As with most marketing strategies, investment will need to be adjusted throughout your campaigns, based on measurements.

“If you’re spending £100, but getting 30 customers from that £100, with an average order value of £200, that £100 has generated £6000 worth of revenue. Therefore, to generate a revenue of £10,000, your investment can increase by 40%.


Conversions are why we all do marketing. Those conversions can be different depending on your goal, a new customer, a download of your latest white paper, a newsletter subscriber, an attendee on your webinars, whatever the conversion, it’s the conversion that matters.

At the start of any marketing campaign, setting up conversations using Google Tag Manager is key. You can measure every single click on your website, the journey the customer took to get there and how much the conversion cost your business.

With conversion metrics, you are then able to analyse your investment/conversions = average cost per acquisition, revenue and profit for your business.


Metrics and KPI’s are measurable values which should be used from start to finish across all marketing campaigns. Understanding your traffic %, your CTR all the way to CVR and CPA/CPC – every metric counts.

Metrics differ across each channel, but at the beginning of each campaign, it is important to set metrics so that you can measure, analyse, report and re-evaluate these metrics.

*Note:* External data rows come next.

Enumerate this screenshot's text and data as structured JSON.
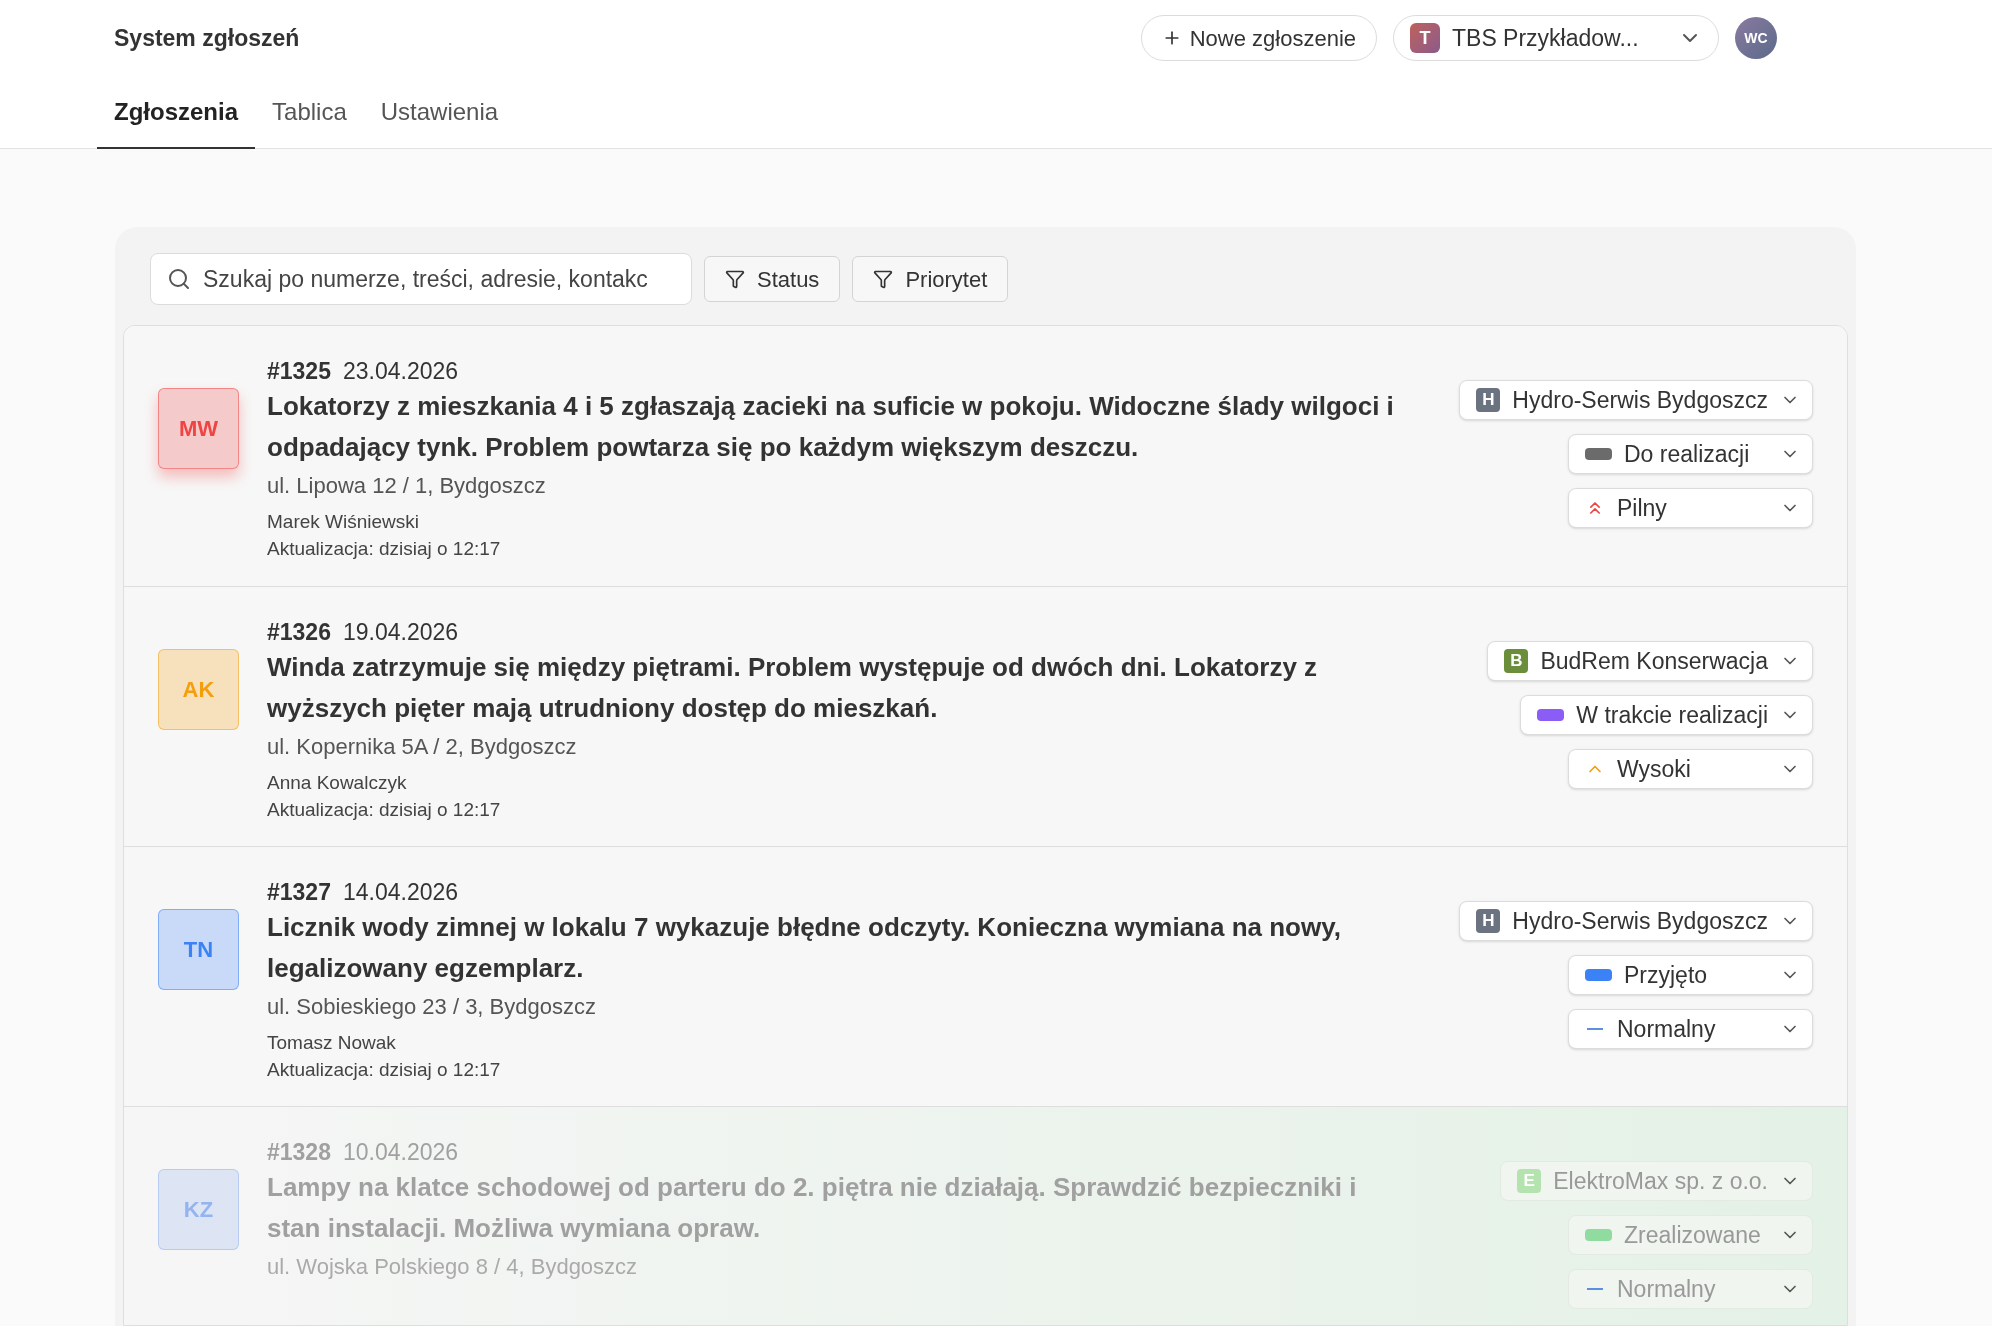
{
  "header": {
    "title": "System zgłoszeń",
    "new_button": "Nowe zgłoszenie",
    "org": {
      "letter": "T",
      "name": "TBS Przykładow..."
    },
    "user_initials": "WC"
  },
  "tabs": [
    {
      "label": "Zgłoszenia",
      "selected": true
    },
    {
      "label": "Tablica",
      "selected": false
    },
    {
      "label": "Ustawienia",
      "selected": false
    }
  ],
  "search": {
    "placeholder": "Szukaj po numerze, treści, adresie, kontakc"
  },
  "filters": [
    "Status",
    "Priorytet"
  ],
  "tickets": [
    {
      "initials": "MW",
      "color": "#ef4444",
      "number": "#1325",
      "date": "23.04.2026",
      "text": "Lokatorzy z mieszkania 4 i 5 zgłaszają zacieki na suficie w pokoju. Widoczne ślady wilgoci i odpadający tynk. Problem powtarza się po każdym większym deszczu.",
      "address": "ul. Lipowa 12 / 1, Bydgoszcz",
      "person": "Marek Wiśniewski",
      "updated": "Aktualizacja: dzisiaj o 12:17",
      "done": false,
      "contractor": {
        "letter": "H",
        "name": "Hydro-Serwis Bydgoszcz",
        "color": "#6b7280"
      },
      "status": {
        "label": "Do realizacji",
        "color": "#6b6b6b"
      },
      "priority": {
        "kind": "urgent",
        "label": "Pilny"
      }
    },
    {
      "initials": "AK",
      "color": "#f59e0b",
      "number": "#1326",
      "date": "19.04.2026",
      "text": "Winda zatrzymuje się między piętrami. Problem występuje od dwóch dni. Lokatorzy z wyższych pięter mają utrudniony dostęp do mieszkań.",
      "address": "ul. Kopernika 5A / 2, Bydgoszcz",
      "person": "Anna Kowalczyk",
      "updated": "Aktualizacja: dzisiaj o 12:17",
      "done": false,
      "contractor": {
        "letter": "B",
        "name": "BudRem Konserwacja",
        "color": "#6b8e3a"
      },
      "status": {
        "label": "W trakcie realizacji",
        "color": "#8b5cf6"
      },
      "priority": {
        "kind": "high",
        "label": "Wysoki"
      }
    },
    {
      "initials": "TN",
      "color": "#3b82f6",
      "number": "#1327",
      "date": "14.04.2026",
      "text": "Licznik wody zimnej w lokalu 7 wykazuje błędne odczyty. Konieczna wymiana na nowy, legalizowany egzemplarz.",
      "address": "ul. Sobieskiego 23 / 3, Bydgoszcz",
      "person": "Tomasz Nowak",
      "updated": "Aktualizacja: dzisiaj o 12:17",
      "done": false,
      "contractor": {
        "letter": "H",
        "name": "Hydro-Serwis Bydgoszcz",
        "color": "#6b7280"
      },
      "status": {
        "label": "Przyjęto",
        "color": "#3b82f6"
      },
      "priority": {
        "kind": "normal",
        "label": "Normalny"
      }
    },
    {
      "initials": "KZ",
      "color": "#93b4f0",
      "number": "#1328",
      "date": "10.04.2026",
      "text": "Lampy na klatce schodowej od parteru do 2. piętra nie działają. Sprawdzić bezpieczniki i stan instalacji. Możliwa wymiana opraw.",
      "address": "ul. Wojska Polskiego 8 / 4, Bydgoszcz",
      "done": true,
      "contractor": {
        "letter": "E",
        "name": "ElektroMax sp. z o.o.",
        "color": "#b5e3b0"
      },
      "status": {
        "label": "Zrealizowane",
        "color": "#8fdba0"
      },
      "priority": {
        "kind": "normal",
        "label": "Normalny"
      }
    }
  ]
}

Return on Investment is the most important metric for any marketing campaign, but ROI doesn’t always mean money. ROI demonstrates how your marketing time, effort and investment is contributing to your company growth.

Revenue & Profit

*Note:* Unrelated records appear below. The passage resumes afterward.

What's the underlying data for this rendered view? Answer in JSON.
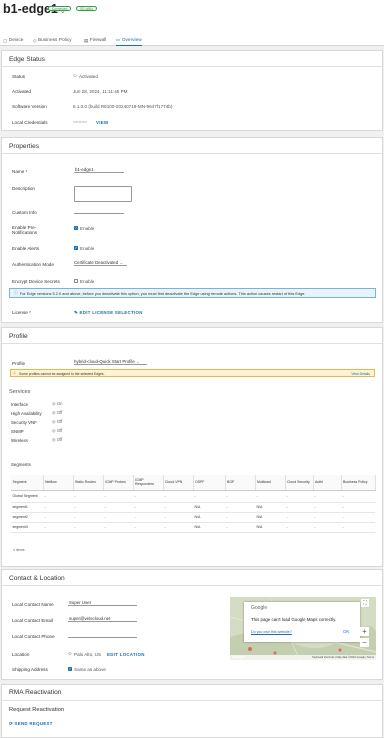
{
  "header": {
    "title": "b1-edge1",
    "badges": [
      "Connected",
      "SD-WAN"
    ]
  },
  "tabs": [
    {
      "label": "Device",
      "icon": "device-icon"
    },
    {
      "label": "Business Policy",
      "icon": "policy-icon"
    },
    {
      "label": "Firewall",
      "icon": "firewall-icon"
    },
    {
      "label": "Overview",
      "icon": "overview-icon"
    }
  ],
  "edge_status": {
    "title": "Edge Status",
    "status_label": "Status",
    "status_value": "Activated",
    "activated_label": "Activated",
    "activated_value": "Jun 28, 2024, 11:11:45 PM",
    "software_label": "Software Version",
    "software_value": "6.1.0.0 (build R6100-20240719-MN-9647f1774b)",
    "credentials_label": "Local Credentials",
    "credentials_value": "••••••••••",
    "view_link": "VIEW"
  },
  "properties": {
    "title": "Properties",
    "name_label": "Name *",
    "name_value": "b1-edge1",
    "description_label": "Description",
    "custom_info_label": "Custom Info",
    "pre_notif_label": "Enable Pre-Notifications",
    "pre_notif_value": "Enable",
    "alerts_label": "Enable Alerts",
    "alerts_value": "Enable",
    "auth_mode_label": "Authentication Mode",
    "auth_mode_value": "Certificate Deactivated",
    "encrypt_label": "Encrypt Device Secrets",
    "encrypt_value": "Enable",
    "info_text": "For Edge versions 5.2.0 and above, before you deactivate this option, you must first deactivate the Edge using remote actions. This action causes restart of this Edge.",
    "license_label": "License *",
    "license_link": "EDIT LICENSE SELECTION"
  },
  "profile": {
    "title": "Profile",
    "profile_label": "Profile",
    "profile_value": "hybrid-cloud-Quick Start Profile",
    "warning_text": "Some profiles cannot be assigned to the selected Edges.",
    "warning_link": "View Details",
    "services_title": "Services",
    "services": [
      {
        "label": "Interface",
        "state": "On"
      },
      {
        "label": "High Availability",
        "state": "Off"
      },
      {
        "label": "Security VNF",
        "state": "Off"
      },
      {
        "label": "SNMP",
        "state": "Off"
      },
      {
        "label": "Wireless",
        "state": "Off"
      }
    ],
    "segments_title": "Segments",
    "segment_headers": [
      "Segment",
      "Netflow",
      "Static Routes",
      "ICMP Probes",
      "ICMP Responders",
      "Cloud VPN",
      "OSPF",
      "BGP",
      "Multicast",
      "Cloud Security",
      "AuthI",
      "Business Policy"
    ],
    "segment_rows": [
      [
        "Global Segment",
        "-",
        "-",
        "-",
        "-",
        "-",
        "-",
        "-",
        "-",
        "-",
        "-",
        "-"
      ],
      [
        "segment1",
        "-",
        "-",
        "-",
        "-",
        "-",
        "N/A",
        "-",
        "N/A",
        "-",
        "-",
        "-"
      ],
      [
        "segment2",
        "-",
        "-",
        "-",
        "-",
        "-",
        "N/A",
        "-",
        "N/A",
        "-",
        "-",
        "-"
      ],
      [
        "segment3",
        "-",
        "-",
        "-",
        "-",
        "-",
        "N/A",
        "-",
        "N/A",
        "-",
        "-",
        "-"
      ]
    ],
    "items_count": "4 items"
  },
  "contact": {
    "title": "Contact & Location",
    "name_label": "Local Contact Name",
    "name_value": "Super User",
    "email_label": "Local Contact Email",
    "email_value": "super@velocloud.net",
    "phone_label": "Local Contact Phone",
    "phone_value": "",
    "location_label": "Location",
    "location_value": "Palo Alto, US",
    "location_link": "EDIT LOCATION",
    "shipping_label": "Shipping Address",
    "shipping_value": "Same as above",
    "map": {
      "brand": "Google",
      "message": "This page can't load Google Maps correctly.",
      "question": "Do you own this website?",
      "ok_label": "OK",
      "footer": "Keyboard shortcuts | Map data ©2024 Google | Terms"
    }
  },
  "rma": {
    "title": "RMA Reactivation",
    "request_title": "Request Reactivation",
    "send_link": "SEND REQUEST"
  }
}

Revenue is the amount generated through Marketing activity. All the above metrics can be re-evaluated to increase revenue. Take your website as an example, if your CTR (click-through-rate) is 60%, but your CVR (conversion rate) is only 3%, the journey your customer took from landing on your website to clicking your CTA (call-to-action) or in this case, not clicking the CTA, needs to be improved.

Profit is the amount generated in sales, minus your total marketing spend.

Below is a basic report example to show metrics.

So, in a nutshell, that’s how ‘marketing works.’ How to do marketing, to make marketing work, is a blog for another day… ?